(Component data from apps and pages)
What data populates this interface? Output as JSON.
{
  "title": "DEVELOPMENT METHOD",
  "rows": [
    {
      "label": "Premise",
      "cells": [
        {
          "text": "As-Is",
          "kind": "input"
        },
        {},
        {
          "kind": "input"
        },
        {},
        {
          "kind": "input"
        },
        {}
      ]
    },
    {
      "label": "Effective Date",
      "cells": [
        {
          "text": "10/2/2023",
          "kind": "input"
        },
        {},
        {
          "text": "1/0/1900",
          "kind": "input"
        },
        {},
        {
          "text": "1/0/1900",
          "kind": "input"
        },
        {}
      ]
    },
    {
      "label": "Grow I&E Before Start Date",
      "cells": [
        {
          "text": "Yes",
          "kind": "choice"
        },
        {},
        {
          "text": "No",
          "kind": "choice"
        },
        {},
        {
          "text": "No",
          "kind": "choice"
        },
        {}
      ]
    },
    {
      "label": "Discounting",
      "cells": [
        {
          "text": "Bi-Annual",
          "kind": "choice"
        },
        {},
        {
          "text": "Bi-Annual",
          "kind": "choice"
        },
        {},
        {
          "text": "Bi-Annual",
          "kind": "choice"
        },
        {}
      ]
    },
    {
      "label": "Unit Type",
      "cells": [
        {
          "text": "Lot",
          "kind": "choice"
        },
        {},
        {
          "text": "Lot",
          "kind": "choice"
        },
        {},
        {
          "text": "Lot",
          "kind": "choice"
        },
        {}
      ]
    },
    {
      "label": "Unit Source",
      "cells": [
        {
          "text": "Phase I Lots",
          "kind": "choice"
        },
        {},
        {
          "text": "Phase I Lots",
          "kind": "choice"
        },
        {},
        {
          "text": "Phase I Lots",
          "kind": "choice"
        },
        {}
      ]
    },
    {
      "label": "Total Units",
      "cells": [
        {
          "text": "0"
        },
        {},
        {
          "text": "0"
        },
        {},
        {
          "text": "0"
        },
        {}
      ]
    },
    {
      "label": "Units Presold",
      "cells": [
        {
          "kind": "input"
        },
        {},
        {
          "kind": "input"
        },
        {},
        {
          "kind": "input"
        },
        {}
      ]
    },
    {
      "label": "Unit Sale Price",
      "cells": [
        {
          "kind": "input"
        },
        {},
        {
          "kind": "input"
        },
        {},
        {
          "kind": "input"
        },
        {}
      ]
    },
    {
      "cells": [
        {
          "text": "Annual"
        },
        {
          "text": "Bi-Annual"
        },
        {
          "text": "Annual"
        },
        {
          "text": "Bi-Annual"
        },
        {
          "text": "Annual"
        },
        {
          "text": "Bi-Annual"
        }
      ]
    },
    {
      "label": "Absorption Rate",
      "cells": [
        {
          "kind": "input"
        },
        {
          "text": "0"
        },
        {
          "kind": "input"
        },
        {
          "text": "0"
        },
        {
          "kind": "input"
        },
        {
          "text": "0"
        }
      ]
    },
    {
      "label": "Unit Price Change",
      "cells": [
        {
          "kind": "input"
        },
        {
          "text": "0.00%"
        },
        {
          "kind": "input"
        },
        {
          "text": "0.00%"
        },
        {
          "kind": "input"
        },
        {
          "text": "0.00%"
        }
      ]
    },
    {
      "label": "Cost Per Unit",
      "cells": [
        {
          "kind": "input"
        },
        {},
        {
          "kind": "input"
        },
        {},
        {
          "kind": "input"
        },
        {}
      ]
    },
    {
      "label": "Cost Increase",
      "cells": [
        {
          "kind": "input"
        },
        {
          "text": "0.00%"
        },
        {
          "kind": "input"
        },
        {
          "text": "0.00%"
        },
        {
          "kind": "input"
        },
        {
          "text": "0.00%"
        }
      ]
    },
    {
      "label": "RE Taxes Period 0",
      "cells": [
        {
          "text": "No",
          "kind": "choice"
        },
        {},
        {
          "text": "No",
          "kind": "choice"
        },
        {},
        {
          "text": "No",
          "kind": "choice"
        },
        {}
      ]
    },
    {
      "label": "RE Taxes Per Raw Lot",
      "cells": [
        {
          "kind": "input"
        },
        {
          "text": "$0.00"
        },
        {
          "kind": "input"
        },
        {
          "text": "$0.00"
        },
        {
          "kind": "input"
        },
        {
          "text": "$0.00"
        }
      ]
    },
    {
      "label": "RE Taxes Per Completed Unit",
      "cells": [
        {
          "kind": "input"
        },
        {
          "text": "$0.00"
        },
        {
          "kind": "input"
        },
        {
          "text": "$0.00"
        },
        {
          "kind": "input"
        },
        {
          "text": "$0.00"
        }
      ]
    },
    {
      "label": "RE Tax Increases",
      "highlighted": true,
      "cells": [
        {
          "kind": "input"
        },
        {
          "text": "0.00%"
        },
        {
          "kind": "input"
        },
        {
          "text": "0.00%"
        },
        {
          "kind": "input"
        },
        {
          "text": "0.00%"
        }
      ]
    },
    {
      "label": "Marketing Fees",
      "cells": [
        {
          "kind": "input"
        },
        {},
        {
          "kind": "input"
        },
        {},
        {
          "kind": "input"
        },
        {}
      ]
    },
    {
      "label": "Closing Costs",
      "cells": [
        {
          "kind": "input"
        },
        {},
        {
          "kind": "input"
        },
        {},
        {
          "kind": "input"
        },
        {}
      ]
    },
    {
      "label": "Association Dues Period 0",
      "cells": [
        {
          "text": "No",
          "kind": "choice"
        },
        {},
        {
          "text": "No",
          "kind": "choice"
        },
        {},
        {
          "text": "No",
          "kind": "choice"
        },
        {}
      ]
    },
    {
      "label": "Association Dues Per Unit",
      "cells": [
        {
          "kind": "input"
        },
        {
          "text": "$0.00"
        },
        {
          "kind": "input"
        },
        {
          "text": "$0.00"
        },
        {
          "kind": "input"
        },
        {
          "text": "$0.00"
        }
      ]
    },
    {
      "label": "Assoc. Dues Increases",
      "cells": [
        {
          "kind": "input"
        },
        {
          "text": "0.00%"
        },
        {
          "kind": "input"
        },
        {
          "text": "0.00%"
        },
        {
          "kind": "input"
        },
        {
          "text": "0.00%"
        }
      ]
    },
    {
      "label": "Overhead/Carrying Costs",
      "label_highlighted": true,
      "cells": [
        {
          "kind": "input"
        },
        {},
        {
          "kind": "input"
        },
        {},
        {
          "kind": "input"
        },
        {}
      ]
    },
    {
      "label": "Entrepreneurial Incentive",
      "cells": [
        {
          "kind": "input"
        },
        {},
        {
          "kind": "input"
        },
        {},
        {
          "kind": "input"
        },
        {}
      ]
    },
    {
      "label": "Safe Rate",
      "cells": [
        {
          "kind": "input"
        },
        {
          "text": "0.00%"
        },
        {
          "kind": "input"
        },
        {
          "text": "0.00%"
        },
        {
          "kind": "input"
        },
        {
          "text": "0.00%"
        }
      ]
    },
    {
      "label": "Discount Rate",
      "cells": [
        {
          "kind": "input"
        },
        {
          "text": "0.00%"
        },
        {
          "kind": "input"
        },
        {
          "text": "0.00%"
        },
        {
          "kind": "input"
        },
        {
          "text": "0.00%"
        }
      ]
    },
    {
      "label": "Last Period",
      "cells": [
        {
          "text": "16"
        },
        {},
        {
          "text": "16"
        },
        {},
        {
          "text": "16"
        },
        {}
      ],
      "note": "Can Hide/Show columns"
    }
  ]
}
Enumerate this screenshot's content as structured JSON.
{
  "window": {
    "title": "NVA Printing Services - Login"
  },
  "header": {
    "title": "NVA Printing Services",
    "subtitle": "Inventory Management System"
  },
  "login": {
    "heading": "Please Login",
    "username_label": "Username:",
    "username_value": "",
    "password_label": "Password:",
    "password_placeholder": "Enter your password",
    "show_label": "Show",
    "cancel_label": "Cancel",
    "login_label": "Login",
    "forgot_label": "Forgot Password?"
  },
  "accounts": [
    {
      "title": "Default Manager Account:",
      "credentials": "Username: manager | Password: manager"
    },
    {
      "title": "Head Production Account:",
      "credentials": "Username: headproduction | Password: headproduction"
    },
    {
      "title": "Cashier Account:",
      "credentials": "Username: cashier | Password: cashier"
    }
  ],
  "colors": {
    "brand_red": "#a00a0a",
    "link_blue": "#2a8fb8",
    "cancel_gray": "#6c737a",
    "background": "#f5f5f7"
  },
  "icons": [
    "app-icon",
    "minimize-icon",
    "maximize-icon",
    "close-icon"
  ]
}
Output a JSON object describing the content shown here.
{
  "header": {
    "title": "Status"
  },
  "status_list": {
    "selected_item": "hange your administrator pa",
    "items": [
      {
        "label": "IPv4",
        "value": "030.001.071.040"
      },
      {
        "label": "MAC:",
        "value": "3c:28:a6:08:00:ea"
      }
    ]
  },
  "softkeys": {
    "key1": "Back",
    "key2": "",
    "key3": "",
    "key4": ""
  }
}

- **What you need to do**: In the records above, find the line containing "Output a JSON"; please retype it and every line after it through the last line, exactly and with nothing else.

- **Your solution**:
Output a JSON object describing the content shown here.
{
  "header": {
    "title": "Status"
  },
  "status_list": {
    "selected_item": "hange your administrator pa",
    "items": [
      {
        "label": "IPv4",
        "value": "030.001.071.040"
      },
      {
        "label": "MAC:",
        "value": "3c:28:a6:08:00:ea"
      }
    ]
  },
  "softkeys": {
    "key1": "Back",
    "key2": "",
    "key3": "",
    "key4": ""
  }
}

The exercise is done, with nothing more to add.